- GBRf, who supplied the locomotive and driver, had previously acknowledged receiving the BESR. The driver involved booked on remotely and didn’t receive information about the BESR on the NW route (although he was informed by GSM-R of all relevant BESRs that had been imposed in Scotland). This meant that the driver was therefore unaware of the BESR when the overspeed took place.
- At approximately 07:44 hrs on 21 February, the driver of train 1S36, the 06:15 hrs Avanti West Coast service from Birmingham New Street to Edinburgh, was examining the line at Dallam (just north of Warrington) following a report of plastic sheeting on the overhead line equipment.
- While this was taking place, the Avanti West Coast controller asked the train manager if the driver was aware of the North West 50 mph BESR in force at the time.
The driver confirmed that he was not.
- The train had previously reached speeds of up to 125 mph throughout its journey from Wolverhampton to Warrington.

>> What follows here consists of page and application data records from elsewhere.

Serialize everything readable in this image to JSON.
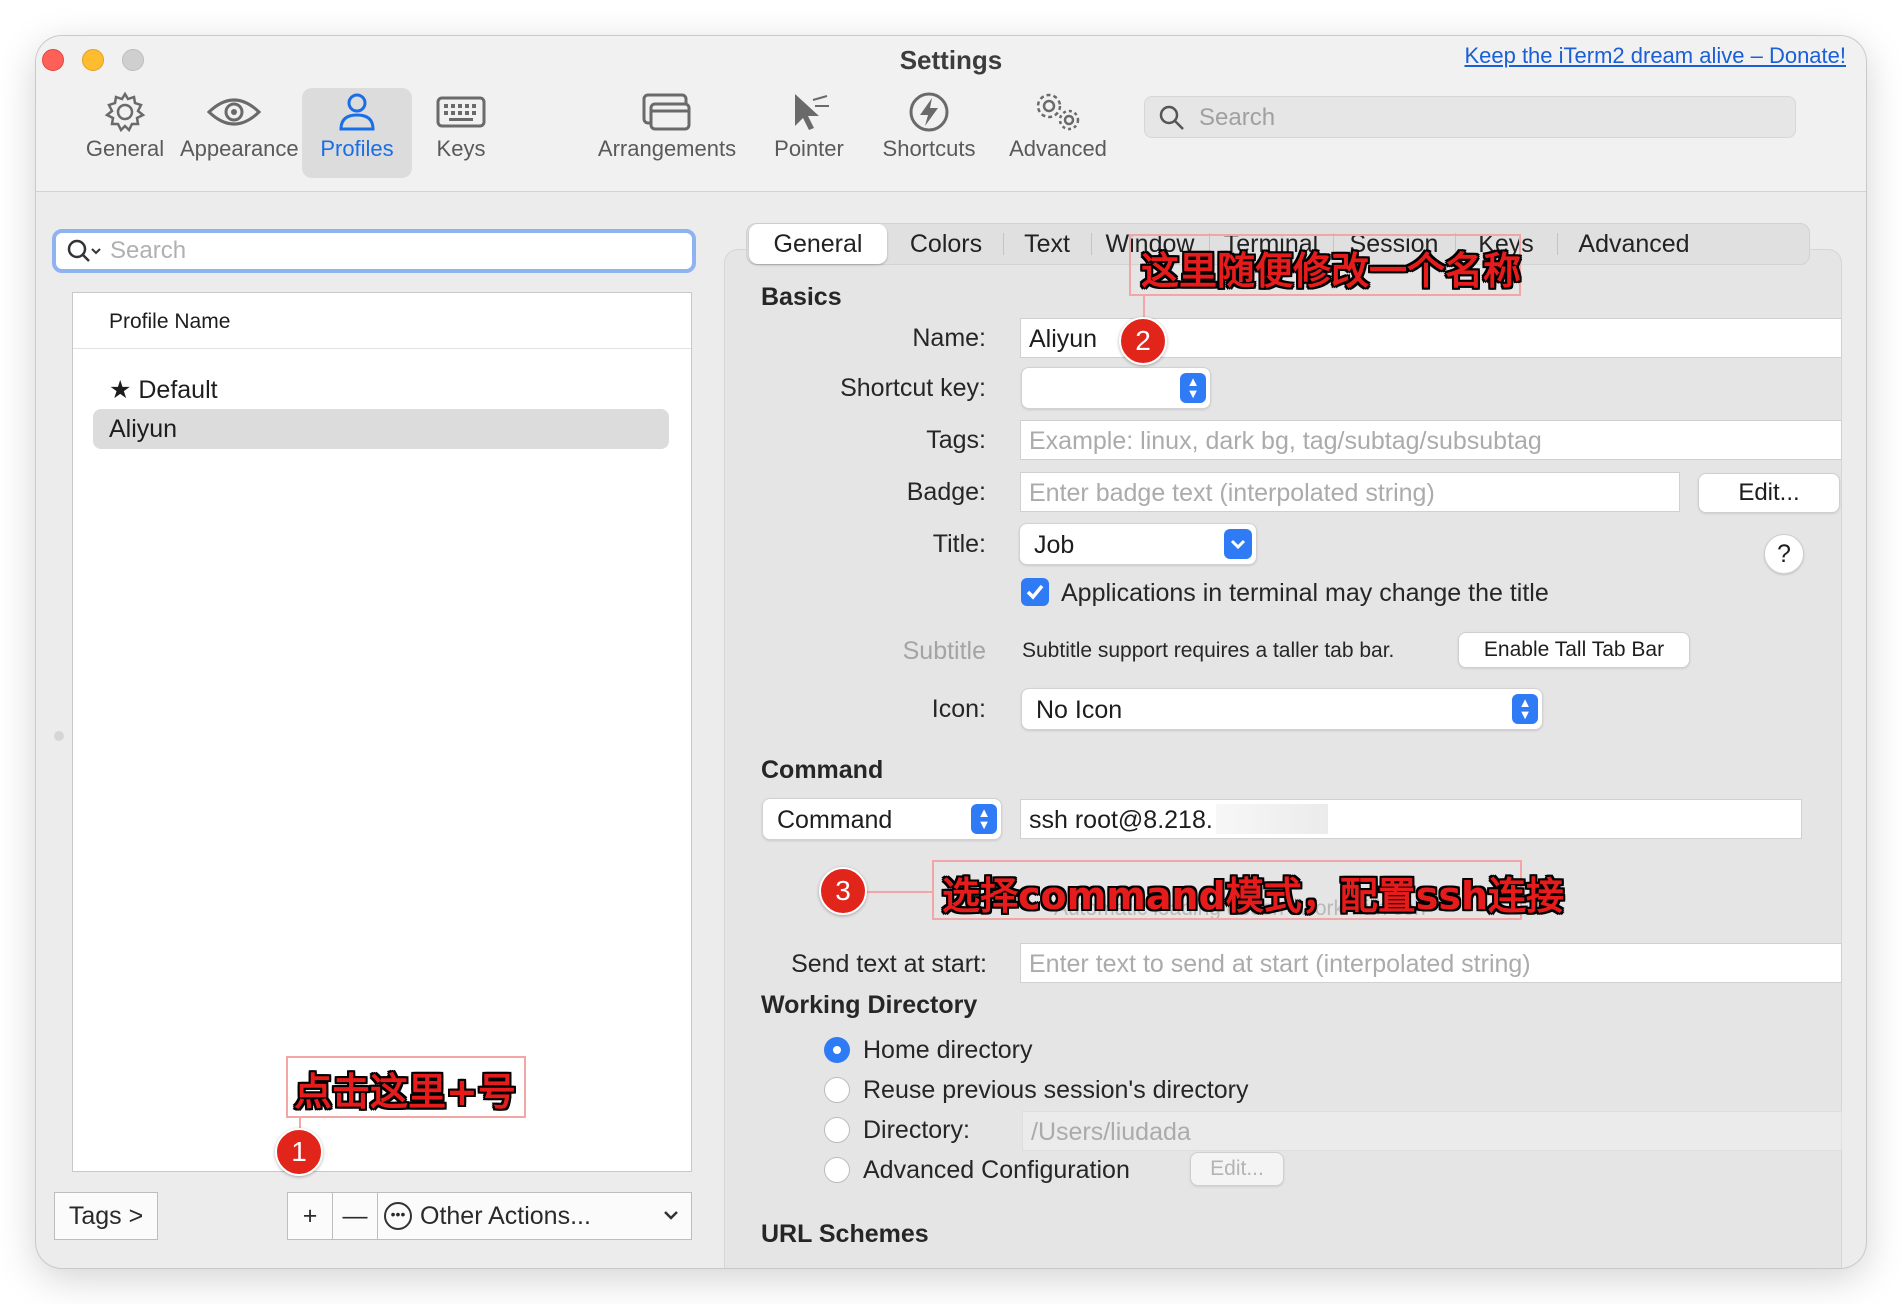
{
  "window": {
    "title": "Settings",
    "donate_link": "Keep the iTerm2 dream alive – Donate!"
  },
  "toolbar": {
    "items": [
      {
        "label": "General",
        "icon": "gear-icon"
      },
      {
        "label": "Appearance",
        "icon": "eye-icon"
      },
      {
        "label": "Profiles",
        "icon": "person-icon",
        "selected": true
      },
      {
        "label": "Keys",
        "icon": "keyboard-icon"
      },
      {
        "label": "Arrangements",
        "icon": "windows-icon"
      },
      {
        "label": "Pointer",
        "icon": "pointer-icon"
      },
      {
        "label": "Shortcuts",
        "icon": "bolt-icon"
      },
      {
        "label": "Advanced",
        "icon": "gears-icon"
      }
    ],
    "search_placeholder": "Search"
  },
  "profiles": {
    "search_placeholder": "Search",
    "column_header": "Profile Name",
    "items": [
      {
        "name": "Default",
        "star": "★",
        "selected": false
      },
      {
        "name": "Aliyun",
        "selected": true
      }
    ],
    "tags_button": "Tags >",
    "add_button": "+",
    "remove_button": "—",
    "other_actions": "Other Actions...",
    "other_actions_icon": "ellipsis-circle-icon"
  },
  "tabs": [
    "General",
    "Colors",
    "Text",
    "Window",
    "Terminal",
    "Session",
    "Keys",
    "Advanced"
  ],
  "basics": {
    "heading": "Basics",
    "name_label": "Name:",
    "name_value": "Aliyun",
    "shortcut_label": "Shortcut key:",
    "tags_label": "Tags:",
    "tags_placeholder": "Example: linux, dark bg, tag/subtag/subsubtag",
    "badge_label": "Badge:",
    "badge_placeholder": "Enter badge text (interpolated string)",
    "badge_edit": "Edit...",
    "title_label": "Title:",
    "title_value": "Job",
    "help": "?",
    "change_title_checkbox": "Applications in terminal may change the title",
    "subtitle_label": "Subtitle",
    "subtitle_note": "Subtitle support requires a taller tab bar.",
    "enable_tall_tab_bar": "Enable Tall Tab Bar",
    "icon_label": "Icon:",
    "icon_value": "No Icon"
  },
  "command": {
    "heading": "Command",
    "mode": "Command",
    "value": "ssh root@8.218.",
    "ssh_note": "Automatic loading doesn't work with ssh",
    "send_text_label": "Send text at start:",
    "send_text_placeholder": "Enter text to send at start (interpolated string)"
  },
  "working_directory": {
    "heading": "Working Directory",
    "options": [
      {
        "label": "Home directory",
        "selected": true
      },
      {
        "label": "Reuse previous session's directory",
        "selected": false
      },
      {
        "label": "Directory:",
        "selected": false
      },
      {
        "label": "Advanced Configuration",
        "selected": false
      }
    ],
    "directory_placeholder": "/Users/liudada",
    "advanced_edit": "Edit..."
  },
  "url_schemes": {
    "heading": "URL Schemes"
  },
  "annotations": [
    {
      "number": "1",
      "text": "点击这里+号"
    },
    {
      "number": "2",
      "text": "这里随便修改一个名称"
    },
    {
      "number": "3",
      "text": "选择command模式，配置ssh连接"
    }
  ],
  "colors": {
    "accent": "#2f7bf5",
    "annotation_red": "#e1251b"
  }
}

Avanti West Coast had used its late notice procedure to inform drivers of the BESR when they booked on for duty.
- However, the late notice received by the driver only showed one BESR in England, covering the route from Penrith to Cove Level crossing. This was the converse of the actual BESR that Network Rail had imposed, which included the whole of the west coast main line in the NW route except for Penrith to Cove Level crossing. This again meant that the driver was unaware of the BESR when the overspeed took place.

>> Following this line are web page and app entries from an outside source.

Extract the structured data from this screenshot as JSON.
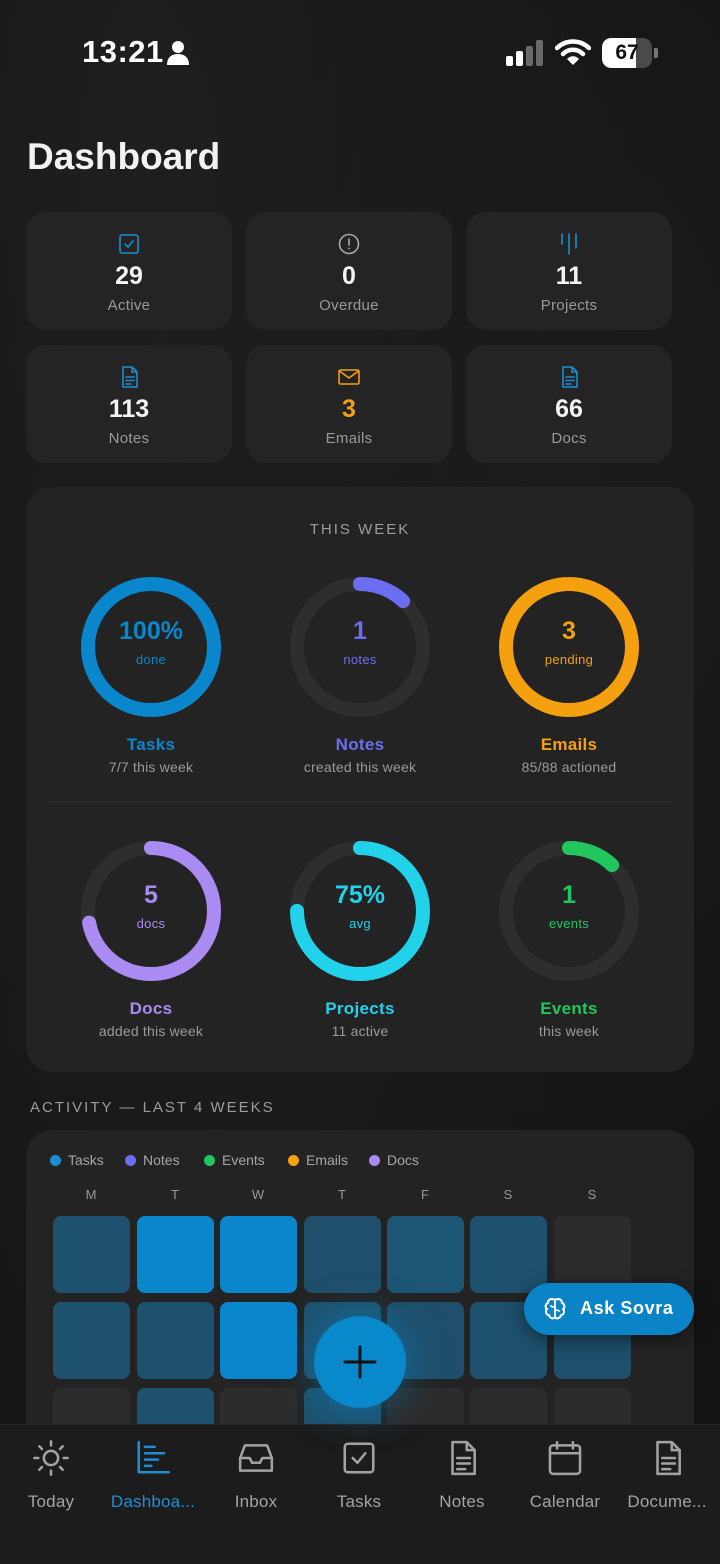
{
  "status_bar": {
    "time": "13:21",
    "battery": "67",
    "battery_level": 0.67
  },
  "page_title": "Dashboard",
  "stats": [
    {
      "value": "29",
      "label": "Active",
      "icon": "checkbox-icon",
      "color": "#f4f4f4"
    },
    {
      "value": "0",
      "label": "Overdue",
      "icon": "alert-circle-icon",
      "color": "#f4f4f4"
    },
    {
      "value": "11",
      "label": "Projects",
      "icon": "columns-icon",
      "color": "#f4f4f4"
    },
    {
      "value": "113",
      "label": "Notes",
      "icon": "document-icon",
      "color": "#f4f4f4"
    },
    {
      "value": "3",
      "label": "Emails",
      "icon": "mail-icon",
      "color": "#f5a00f"
    },
    {
      "value": "66",
      "label": "Docs",
      "icon": "document-icon",
      "color": "#f4f4f4"
    }
  ],
  "this_week": {
    "title": "THIS WEEK",
    "rings": [
      {
        "value": "100%",
        "sub": "done",
        "name": "Tasks",
        "desc": "7/7 this week",
        "color": "#0a86cc",
        "progress": 1.0
      },
      {
        "value": "1",
        "sub": "notes",
        "name": "Notes",
        "desc": "created this week",
        "color": "#6b6ef0",
        "progress": 0.12
      },
      {
        "value": "3",
        "sub": "pending",
        "name": "Emails",
        "desc": "85/88 actioned",
        "color": "#f5a00f",
        "progress": 0.99
      },
      {
        "value": "5",
        "sub": "docs",
        "name": "Docs",
        "desc": "added this week",
        "color": "#a98bf2",
        "progress": 0.72
      },
      {
        "value": "75%",
        "sub": "avg",
        "name": "Projects",
        "desc": "11 active",
        "color": "#22d1ea",
        "progress": 0.75
      },
      {
        "value": "1",
        "sub": "events",
        "name": "Events",
        "desc": "this week",
        "color": "#22c55e",
        "progress": 0.12
      }
    ]
  },
  "activity": {
    "title": "ACTIVITY — LAST 4 WEEKS",
    "legend": [
      {
        "label": "Tasks",
        "color": "#1a8ed0"
      },
      {
        "label": "Notes",
        "color": "#6b6ef0"
      },
      {
        "label": "Events",
        "color": "#22c55e"
      },
      {
        "label": "Emails",
        "color": "#f5a00f"
      },
      {
        "label": "Docs",
        "color": "#a98bf2"
      }
    ],
    "days": [
      "M",
      "T",
      "W",
      "T",
      "F",
      "S",
      "S"
    ],
    "grid": [
      [
        0.35,
        1.0,
        1.0,
        0.3,
        0.45,
        0.35,
        0.0
      ],
      [
        0.35,
        0.35,
        1.0,
        0.35,
        0.3,
        0.35,
        0.3
      ],
      [
        0.0,
        0.35,
        0.0,
        0.35,
        0.0,
        0.0,
        0.0
      ]
    ]
  },
  "ask_button": {
    "label": "Ask Sovra"
  },
  "tabs": [
    {
      "label": "Today",
      "icon": "sun-icon",
      "active": false
    },
    {
      "label": "Dashboa...",
      "icon": "bar-chart-icon",
      "active": true
    },
    {
      "label": "Inbox",
      "icon": "inbox-icon",
      "active": false
    },
    {
      "label": "Tasks",
      "icon": "checkbox-icon",
      "active": false
    },
    {
      "label": "Notes",
      "icon": "document-icon",
      "active": false
    },
    {
      "label": "Calendar",
      "icon": "calendar-icon",
      "active": false
    },
    {
      "label": "Docume...",
      "icon": "document-icon",
      "active": false
    }
  ]
}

- At approximately 09:03 hrs on 21 February, train 1L95, the 07:09 hrs Scotrail service from Glasgow Central to Carlisle via Kilmarnock, travelled through an area where a 50 mph BESR was in force at the normal linespeed of 70 mph.
- The driver had been correctly advised when booking on of the existence of a BESR, which covered the whole section of line from Kilmarnock to the boundary with the North West route, near Gretna, and which was due to expire at 09:00 hrs.

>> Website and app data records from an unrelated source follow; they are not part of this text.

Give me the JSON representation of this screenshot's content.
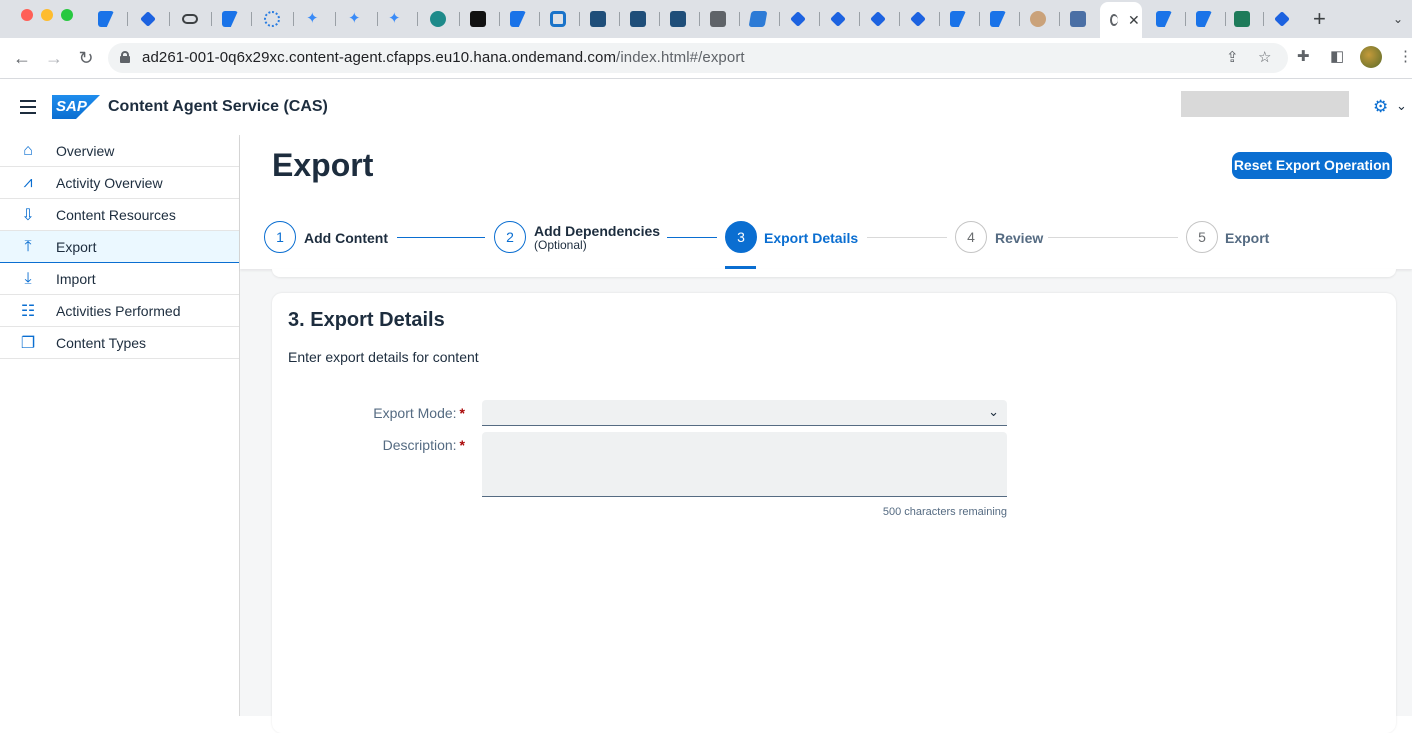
{
  "browser": {
    "tabs": [
      {
        "icon": "sap-icon"
      },
      {
        "icon": "diamond-icon"
      },
      {
        "icon": "infinity-icon"
      },
      {
        "icon": "sap-icon"
      },
      {
        "icon": "network-icon"
      },
      {
        "icon": "sparkle-icon"
      },
      {
        "icon": "sparkle-icon"
      },
      {
        "icon": "sparkle-icon"
      },
      {
        "icon": "globe-gem-icon"
      },
      {
        "icon": "github-icon"
      },
      {
        "icon": "sap-icon"
      },
      {
        "icon": "azure-icon"
      },
      {
        "icon": "play-icon"
      },
      {
        "icon": "play-icon"
      },
      {
        "icon": "play-icon"
      },
      {
        "icon": "globe-icon"
      },
      {
        "icon": "visual-studio-icon"
      },
      {
        "icon": "diamond-icon"
      },
      {
        "icon": "diamond-icon"
      },
      {
        "icon": "diamond-icon"
      },
      {
        "icon": "diamond-icon"
      },
      {
        "icon": "sap-icon"
      },
      {
        "icon": "sap-icon"
      },
      {
        "icon": "avatar-icon"
      },
      {
        "icon": "cloud-icon"
      },
      {
        "icon": "active-tab"
      },
      {
        "icon": "sap-icon"
      },
      {
        "icon": "sap-icon"
      },
      {
        "icon": "sharepoint-icon"
      },
      {
        "icon": "diamond-icon"
      }
    ],
    "active_tab_close": "✕",
    "new_tab": "+",
    "url_host": "ad261-001-0q6x29xc.content-agent.cfapps.eu10.hana.ondemand.com",
    "url_path": "/index.html#/export"
  },
  "shell": {
    "logo": "SAP",
    "title": "Content Agent Service (CAS)"
  },
  "sidebar": {
    "items": [
      {
        "label": "Overview",
        "icon": "home-icon",
        "glyph": "⌂"
      },
      {
        "label": "Activity Overview",
        "icon": "chart-line-icon",
        "glyph": "📈"
      },
      {
        "label": "Content Resources",
        "icon": "download-tray-icon",
        "glyph": "⇩"
      },
      {
        "label": "Export",
        "icon": "upload-icon",
        "glyph": "⤒"
      },
      {
        "label": "Import",
        "icon": "download-icon",
        "glyph": "⤓"
      },
      {
        "label": "Activities Performed",
        "icon": "checklist-icon",
        "glyph": "☷"
      },
      {
        "label": "Content Types",
        "icon": "layers-icon",
        "glyph": "❐"
      }
    ],
    "selected": "Export"
  },
  "header": {
    "title": "Export",
    "reset_button": "Reset Export Operation"
  },
  "wizard": {
    "steps": [
      {
        "number": "1",
        "label": "Add Content",
        "sub": "",
        "state": "done"
      },
      {
        "number": "2",
        "label": "Add Dependencies",
        "sub": "(Optional)",
        "state": "done"
      },
      {
        "number": "3",
        "label": "Export Details",
        "sub": "",
        "state": "active"
      },
      {
        "number": "4",
        "label": "Review",
        "sub": "",
        "state": "todo"
      },
      {
        "number": "5",
        "label": "Export",
        "sub": "",
        "state": "todo"
      }
    ]
  },
  "form": {
    "title": "3. Export Details",
    "subtitle": "Enter export details for content",
    "export_mode_label": "Export Mode:",
    "export_mode_value": "",
    "description_label": "Description:",
    "description_value": "",
    "required_marker": "*",
    "counter": "500 characters remaining"
  },
  "colors": {
    "accent": "#0a6ed1",
    "required": "#aa0808"
  }
}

- The driver observed the BESR until 09:03 hrs when he was just south of Sanquhar, at which point he accelerated to linespeed (70 mph). However, an extension to the BESR covering the section of the route between Sanquhar and Thornhill had issued at 09:05 hrs, effective until 12:30 hrs.
- The driver was unaware of the extension at the time it was implemented, and was therefore also unaware of the BESR, when the overspeed took place.
The incidents show examples of three different mechanisms which resulted in the intent of the BESR not being met.
And in trains potentially travelling too fast for the prevailing conditions.
These incidents also highlight different issues surrounding the communication of BESRs to drivers, including a potential for error where BESRs are introduced in a pre-planned manner but without supporting GSM-R broadcasts being made to drivers.
We have reviewed the findings of this preliminary examination and have decided not to carry out any further investigation of the incidents.
RAIB has previously made recommendations in RAIB report 08/2021 ‘Trains overspeeding between Laurencekirk and Portlethen’, published on 4 December 2021, which covers topics which are relevant to the above three incidents.
The first recommendation seeks an improvement to the BESR notices provided to drivers.
And the second seeks a review of the methods used to implement blanket emergency speed restrictions.
The learning points cover the importance of drivers being aware of information contained in late notices, and the need for safety critical communications to provide clear and unambiguous information.
We have written to the Office of Rail and Road (ORR) and sent copies of the letter to the train and freight operating companies and Network Rail, to alert ORR and the railway industry to the incidents and the circumstances surrounding them.
RAIB is aware that there is currently an industry initiative responding to the recommendations made in the Laurencekirk and Portlethen investigation report, and we hope that these incidents will inform the industry’s response to these recommendations, particularly around how drivers who book on remotely are informed about BESRs in the absence of GSM-R notification.